IMHO Piracy begins AND ends with education. Futurama's Bender made fun of this "archaic philosophy" that "Sharing is illegal" by joking "You wouldn't steal X, right? Or would I !" meme along with the popular "You wouldn't download car?" Because most people are able to separate the issue from money vs freedom. i.e. Artists want to share their creations. Consumers want to share those same creations -- that is what culture does -- preserves "popular" art in whatever medium. Unfortunately the context behind those same reason's don't always sync up. You have bands like The Who who don't care about "bootlegging"; other sellout bands like Metallica that only care about the money and could care less if fans help "market" the band.

Kids these day's aren't stupid. They are questing the status quo that: "Why is illegal sharing illegal? Because of arbitrary financial reasons??" id software created the shareware model -- give part of the game away for free, customers can spend money to buy the rest. These days Humble Bundles let people pay what they want. IMHO this is the correct way to do things. Compromise between 2 conflicting ideals. Open Source or Creative Commons is another approach.

Google making it harder to find digital goods is not going to change a dam thing. Google wasn't around when we were kids and piracy was rampant. Removing a search engine will only drive the process back underground when it peaked with The Pirate Bay in the mid 2000's.

Piracy has existed since the beginning of the network. Any technological means to try to remove it is like pissing in the ocean. Yeah good luck with that !

Comment: Re:Intellectual Property (Score 2) 64

by Immerman (#48186839) Attached to: 3-D Printed "Iron Man" Prosthetic Hands Now Available For Kids

Yes, but copyright only applies if you copied the scene/characters directly from a Disney still shot. If you instead drew a bunch of Disney characters doing something of your own, copying only the general style and appearance, then you're not violating copyright, you're violating the independently registered character trademarks. It's like if you decided to publish a novel about "Tom Sawyer and the Sword in the Sorcerer's Stone" - so long as the actual story was all your own you wouldn't be running afoul of copyright. At least not in the old days, before all the progress the copyright maximalists have made. These days I wouldn't be quite so certain.

Moreover if you're putting the characters on the outside of a building, where they can be seen by people driving by, then they're inherently being used as advertising as well as decoration, and should absolutely expect to be shut down for commercial abuse of trademark.

Comment: Re:Much as I despise trolls (Score 2) 448

by cold fjord (#48185773) Attached to: In UK, Internet Trolls Could Face Two Years In Jail

No need to feel sorry, that constitution didn't apply to America.
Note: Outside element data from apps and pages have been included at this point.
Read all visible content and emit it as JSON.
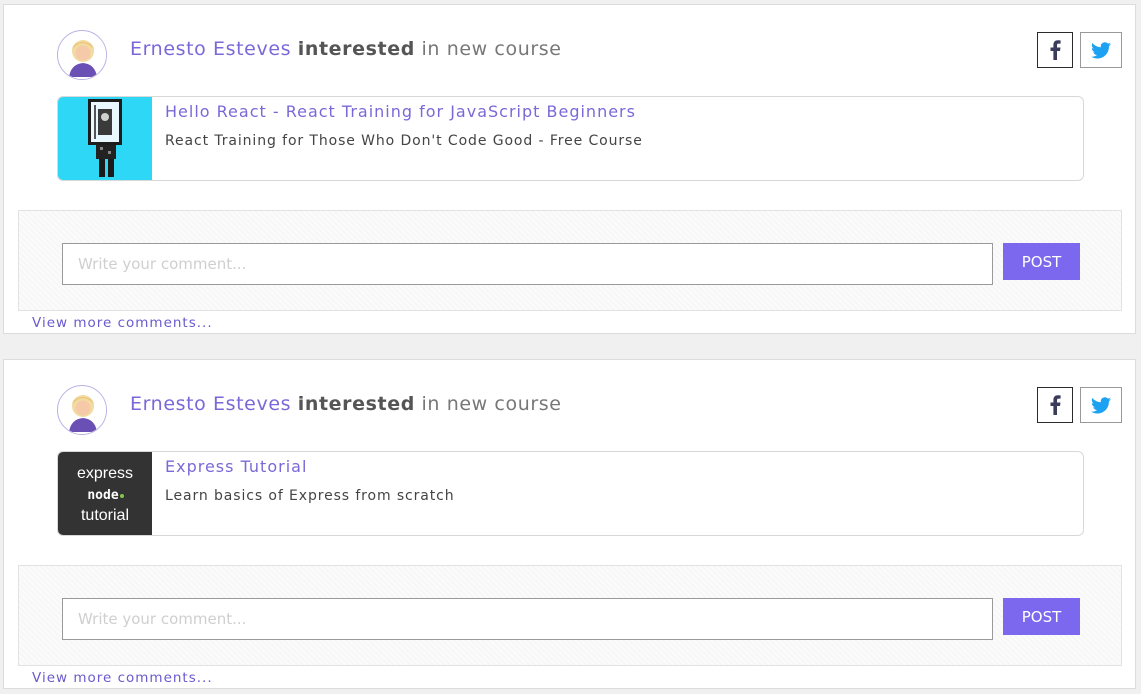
{
  "posts": [
    {
      "author": "Ernesto Esteves",
      "action": "interested",
      "context": "in new course",
      "social": {
        "facebook_icon": "facebook-f-icon",
        "twitter_icon": "twitter-bird-icon"
      },
      "course": {
        "title": "Hello React - React Training for JavaScript Beginners",
        "description": "React Training for Those Who Don't Code Good - Free Course",
        "thumbnail": "react-course-thumbnail"
      },
      "comment_placeholder": "Write your comment...",
      "post_label": "POST",
      "more_comments": "View more comments..."
    },
    {
      "author": "Ernesto Esteves",
      "action": "interested",
      "context": "in new course",
      "social": {
        "facebook_icon": "facebook-f-icon",
        "twitter_icon": "twitter-bird-icon"
      },
      "course": {
        "title": "Express Tutorial",
        "description": "Learn basics of Express from scratch",
        "thumbnail": "express-course-thumbnail",
        "thumb_lines": [
          "express",
          "node",
          "tutorial"
        ]
      },
      "comment_placeholder": "Write your comment...",
      "post_label": "POST",
      "more_comments": "View more comments..."
    }
  ],
  "colors": {
    "accent": "#7b68ee",
    "link": "#7b68d8",
    "twitter": "#1da1f2",
    "react_thumb_bg": "#2ed7f5",
    "express_thumb_bg": "#333333"
  }
}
After the British government failed to apply to the American colonists the rights secured to Britons in the Glorious Revolution the American colonists ultimately decided to have an even more glorious revolution of their own and write a constitution that applied to them.

As to the "written Constitution" of the UK....
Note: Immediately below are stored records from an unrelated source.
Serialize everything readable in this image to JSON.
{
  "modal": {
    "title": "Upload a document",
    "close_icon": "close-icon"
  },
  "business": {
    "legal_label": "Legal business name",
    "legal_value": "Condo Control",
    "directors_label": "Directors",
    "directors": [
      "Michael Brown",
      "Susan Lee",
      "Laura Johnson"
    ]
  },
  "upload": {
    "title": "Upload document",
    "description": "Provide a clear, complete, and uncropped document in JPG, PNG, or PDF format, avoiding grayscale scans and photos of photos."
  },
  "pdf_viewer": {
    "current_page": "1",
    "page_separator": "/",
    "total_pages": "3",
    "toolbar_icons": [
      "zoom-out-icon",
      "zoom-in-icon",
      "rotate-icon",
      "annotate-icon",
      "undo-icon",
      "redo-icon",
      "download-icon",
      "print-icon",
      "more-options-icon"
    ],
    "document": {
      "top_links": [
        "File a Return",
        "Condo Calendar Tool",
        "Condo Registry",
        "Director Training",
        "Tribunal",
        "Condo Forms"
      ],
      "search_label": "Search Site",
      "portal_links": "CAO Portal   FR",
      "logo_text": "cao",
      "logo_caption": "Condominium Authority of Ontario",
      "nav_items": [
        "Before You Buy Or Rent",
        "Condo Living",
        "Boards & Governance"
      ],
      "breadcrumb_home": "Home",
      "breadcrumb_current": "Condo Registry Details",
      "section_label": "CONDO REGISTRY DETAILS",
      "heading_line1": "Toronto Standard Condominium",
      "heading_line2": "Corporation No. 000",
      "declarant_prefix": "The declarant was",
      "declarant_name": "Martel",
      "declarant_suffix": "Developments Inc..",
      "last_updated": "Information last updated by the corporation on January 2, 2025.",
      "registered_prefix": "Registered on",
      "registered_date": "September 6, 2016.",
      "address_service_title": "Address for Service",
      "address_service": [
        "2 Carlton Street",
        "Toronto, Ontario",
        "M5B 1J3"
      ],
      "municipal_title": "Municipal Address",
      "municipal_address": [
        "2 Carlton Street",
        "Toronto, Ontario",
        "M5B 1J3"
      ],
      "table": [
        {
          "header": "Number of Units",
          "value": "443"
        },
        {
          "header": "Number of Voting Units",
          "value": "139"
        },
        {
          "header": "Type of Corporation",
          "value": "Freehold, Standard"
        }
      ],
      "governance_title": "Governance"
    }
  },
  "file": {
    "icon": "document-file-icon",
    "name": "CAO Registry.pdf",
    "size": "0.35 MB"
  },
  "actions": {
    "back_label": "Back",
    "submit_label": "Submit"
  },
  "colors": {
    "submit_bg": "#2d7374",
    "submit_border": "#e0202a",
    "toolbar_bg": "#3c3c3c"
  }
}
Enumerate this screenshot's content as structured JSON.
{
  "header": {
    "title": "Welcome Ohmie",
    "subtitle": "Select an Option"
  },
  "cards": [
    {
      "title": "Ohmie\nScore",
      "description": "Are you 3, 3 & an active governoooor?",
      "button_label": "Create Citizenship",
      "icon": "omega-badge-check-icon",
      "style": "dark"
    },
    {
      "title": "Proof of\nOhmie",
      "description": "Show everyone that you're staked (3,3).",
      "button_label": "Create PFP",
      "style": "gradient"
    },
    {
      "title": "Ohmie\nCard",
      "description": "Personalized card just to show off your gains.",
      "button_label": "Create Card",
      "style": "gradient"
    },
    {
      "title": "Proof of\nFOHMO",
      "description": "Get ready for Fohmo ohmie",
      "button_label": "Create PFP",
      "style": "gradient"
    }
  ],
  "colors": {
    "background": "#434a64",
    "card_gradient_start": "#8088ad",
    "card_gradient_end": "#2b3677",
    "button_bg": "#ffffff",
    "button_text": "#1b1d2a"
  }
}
The UK constitution

The UK constitution is often described as an 'unwritten constitution', but it is best described as 'partly written and wholly uncodified' (Budge et al, 1998).

It is derived from a number of sources. Its principal source is statute law, i.e., laws passed by the UK Parliament.

Scientists will study your brain to learn more about your distant cousin, Man.